Also fighting: Jorge Lacierva vs. Fernando Beltran Jr., 12 rounds, IBF featherweight eliminator; Ricardo Castillo vs. Joksan Hernandez, 10 rounds, featherweights
Rating the card: B+. The support to this small pay-per-view is merely solid, but the main event is as good as it gets, even if only hardcore Mexican and Puerto Rican fans are excited about the Segura-Calderon rematch.
Prediction: Next to Floyd Mayweather Jr., Calderon was arguably the best pure boxer in the sport of the past 10 years. The 35-bout unbeaten streak — almost half of which were title fights — that the 2000 Puerto Rican Olympian took into the first bout with Segura is a testament to his dedication to the sport and his superb ring generalship. However, Father Time was beginning to take its toll on Calderon before he fought Segura, as his struggles with Rodel Mayol and Jesus Iribe suggested. It’s Segura’s time and the same relentless pressure and body attack he used to overwhelm Calderon in the first fight will wear down the former champ to a late-rounds TKO.
Also fighting on Saturday:
Luis Concepcion defends his WBA flyweight title against Hernan Marquez in Panama City, Panama.
Krzysztof Wlodarczyk defends his WBC cruiserweight title against Francisco Palacios in Bydgoszcz, Poland.
Marco Huck defends his WBO cruiserweight title against Ran Nakash in Halle, Germany.

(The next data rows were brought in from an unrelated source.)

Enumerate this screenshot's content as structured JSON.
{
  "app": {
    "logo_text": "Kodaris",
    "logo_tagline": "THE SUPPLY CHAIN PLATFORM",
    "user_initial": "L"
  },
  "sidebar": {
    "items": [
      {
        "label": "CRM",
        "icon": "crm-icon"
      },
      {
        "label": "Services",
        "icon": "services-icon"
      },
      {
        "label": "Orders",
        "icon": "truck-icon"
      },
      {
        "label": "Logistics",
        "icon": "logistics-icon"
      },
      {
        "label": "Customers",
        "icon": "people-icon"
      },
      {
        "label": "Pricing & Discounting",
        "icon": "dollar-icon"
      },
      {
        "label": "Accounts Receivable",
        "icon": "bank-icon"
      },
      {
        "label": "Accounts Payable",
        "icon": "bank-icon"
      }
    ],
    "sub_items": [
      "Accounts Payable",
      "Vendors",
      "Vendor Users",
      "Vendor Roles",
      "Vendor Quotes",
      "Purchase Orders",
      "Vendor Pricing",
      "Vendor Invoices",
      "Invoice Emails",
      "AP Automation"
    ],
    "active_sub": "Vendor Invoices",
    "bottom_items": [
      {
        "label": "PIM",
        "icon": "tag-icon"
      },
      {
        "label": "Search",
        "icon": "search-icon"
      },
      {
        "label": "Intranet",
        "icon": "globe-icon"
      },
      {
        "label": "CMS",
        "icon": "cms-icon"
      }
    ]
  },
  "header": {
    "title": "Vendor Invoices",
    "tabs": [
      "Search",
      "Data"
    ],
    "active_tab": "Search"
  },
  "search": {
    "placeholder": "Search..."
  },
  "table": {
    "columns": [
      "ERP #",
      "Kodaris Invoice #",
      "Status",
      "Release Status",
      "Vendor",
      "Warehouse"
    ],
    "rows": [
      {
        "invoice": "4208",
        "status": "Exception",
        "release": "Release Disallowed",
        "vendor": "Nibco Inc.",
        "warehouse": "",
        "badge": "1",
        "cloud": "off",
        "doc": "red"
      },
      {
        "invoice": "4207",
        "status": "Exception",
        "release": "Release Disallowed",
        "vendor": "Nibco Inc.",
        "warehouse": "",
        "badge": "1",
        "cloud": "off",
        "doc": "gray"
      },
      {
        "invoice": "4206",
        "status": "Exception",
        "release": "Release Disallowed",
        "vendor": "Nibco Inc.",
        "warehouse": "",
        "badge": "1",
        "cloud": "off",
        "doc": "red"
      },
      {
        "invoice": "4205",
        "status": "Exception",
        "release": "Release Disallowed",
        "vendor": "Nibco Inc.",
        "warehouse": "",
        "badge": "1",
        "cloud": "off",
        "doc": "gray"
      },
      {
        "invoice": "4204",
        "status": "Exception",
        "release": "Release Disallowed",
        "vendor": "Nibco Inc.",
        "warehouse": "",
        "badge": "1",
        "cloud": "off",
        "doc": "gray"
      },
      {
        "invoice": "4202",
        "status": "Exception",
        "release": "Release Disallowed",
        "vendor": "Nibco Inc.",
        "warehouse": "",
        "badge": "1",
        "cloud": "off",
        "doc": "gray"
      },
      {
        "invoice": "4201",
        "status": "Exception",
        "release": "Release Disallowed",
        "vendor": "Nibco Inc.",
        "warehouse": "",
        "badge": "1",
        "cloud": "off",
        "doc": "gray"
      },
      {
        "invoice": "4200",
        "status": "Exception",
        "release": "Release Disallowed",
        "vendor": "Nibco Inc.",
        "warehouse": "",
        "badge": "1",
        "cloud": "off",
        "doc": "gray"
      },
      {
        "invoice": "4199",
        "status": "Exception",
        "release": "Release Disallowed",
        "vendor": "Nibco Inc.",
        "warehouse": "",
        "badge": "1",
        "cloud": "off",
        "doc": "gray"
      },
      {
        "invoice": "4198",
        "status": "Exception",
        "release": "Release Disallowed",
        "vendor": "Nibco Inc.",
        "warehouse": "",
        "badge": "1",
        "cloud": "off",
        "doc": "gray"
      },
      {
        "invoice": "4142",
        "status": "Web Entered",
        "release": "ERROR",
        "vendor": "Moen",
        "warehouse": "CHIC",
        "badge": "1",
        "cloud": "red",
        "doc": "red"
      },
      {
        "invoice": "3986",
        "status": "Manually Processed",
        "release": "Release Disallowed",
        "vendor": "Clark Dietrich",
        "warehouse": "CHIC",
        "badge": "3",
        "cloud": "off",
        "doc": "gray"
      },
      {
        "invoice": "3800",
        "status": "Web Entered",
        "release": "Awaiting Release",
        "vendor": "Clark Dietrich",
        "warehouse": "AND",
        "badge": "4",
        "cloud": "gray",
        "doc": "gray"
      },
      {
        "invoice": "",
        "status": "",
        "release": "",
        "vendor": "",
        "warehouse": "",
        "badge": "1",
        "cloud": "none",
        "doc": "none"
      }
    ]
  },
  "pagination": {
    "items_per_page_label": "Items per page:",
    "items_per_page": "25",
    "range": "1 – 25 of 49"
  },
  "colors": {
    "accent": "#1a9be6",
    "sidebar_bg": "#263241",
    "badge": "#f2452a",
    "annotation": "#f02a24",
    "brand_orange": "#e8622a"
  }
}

Heavyweight prospect Robert Helenius takes on former beltholder Samuel Peter in a scheduled 12-round bout on the Huck-Nakash undercard.
John Murray defends his European lightweight title against Karim El Ouazghari in London.